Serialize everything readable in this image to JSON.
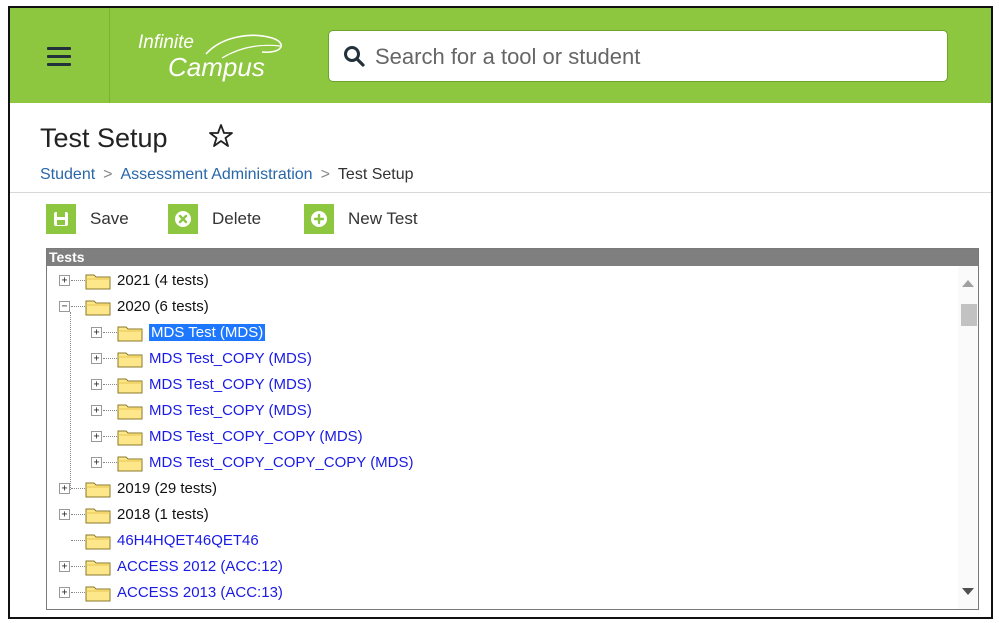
{
  "app": {
    "logo_line1": "Infinite",
    "logo_line2": "Campus",
    "accent_color": "#8dc63f"
  },
  "search": {
    "placeholder": "Search for a tool or student",
    "value": ""
  },
  "page": {
    "title": "Test Setup",
    "favorite_icon": "star-outline-icon"
  },
  "breadcrumb": {
    "items": [
      "Student",
      "Assessment Administration",
      "Test Setup"
    ],
    "separator": ">"
  },
  "toolbar": {
    "save_label": "Save",
    "delete_label": "Delete",
    "new_test_label": "New Test"
  },
  "tree": {
    "header": "Tests",
    "rows": [
      {
        "label": "2021 (4 tests)",
        "level": 0,
        "expander": "+",
        "style": "folder"
      },
      {
        "label": "2020 (6 tests)",
        "level": 0,
        "expander": "−",
        "style": "folder"
      },
      {
        "label": "MDS Test (MDS)",
        "level": 1,
        "expander": "+",
        "style": "selected"
      },
      {
        "label": "MDS Test_COPY (MDS)",
        "level": 1,
        "expander": "+",
        "style": "link"
      },
      {
        "label": "MDS Test_COPY (MDS)",
        "level": 1,
        "expander": "+",
        "style": "link"
      },
      {
        "label": "MDS Test_COPY (MDS)",
        "level": 1,
        "expander": "+",
        "style": "link"
      },
      {
        "label": "MDS Test_COPY_COPY (MDS)",
        "level": 1,
        "expander": "+",
        "style": "link"
      },
      {
        "label": "MDS Test_COPY_COPY_COPY (MDS)",
        "level": 1,
        "expander": "+",
        "style": "link"
      },
      {
        "label": "2019 (29 tests)",
        "level": 0,
        "expander": "+",
        "style": "folder"
      },
      {
        "label": "2018 (1 tests)",
        "level": 0,
        "expander": "+",
        "style": "folder"
      },
      {
        "label": "46H4HQET46QET46",
        "level": 0,
        "expander": "",
        "style": "link"
      },
      {
        "label": "ACCESS 2012 (ACC:12)",
        "level": 0,
        "expander": "+",
        "style": "link"
      },
      {
        "label": "ACCESS 2013 (ACC:13)",
        "level": 0,
        "expander": "+",
        "style": "link"
      }
    ]
  }
}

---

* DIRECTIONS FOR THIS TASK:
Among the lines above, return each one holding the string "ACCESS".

* EXERCISE ANSWER:
        "label": "ACCESS 2012 (ACC:12)",
        "label": "ACCESS 2013 (ACC:13)",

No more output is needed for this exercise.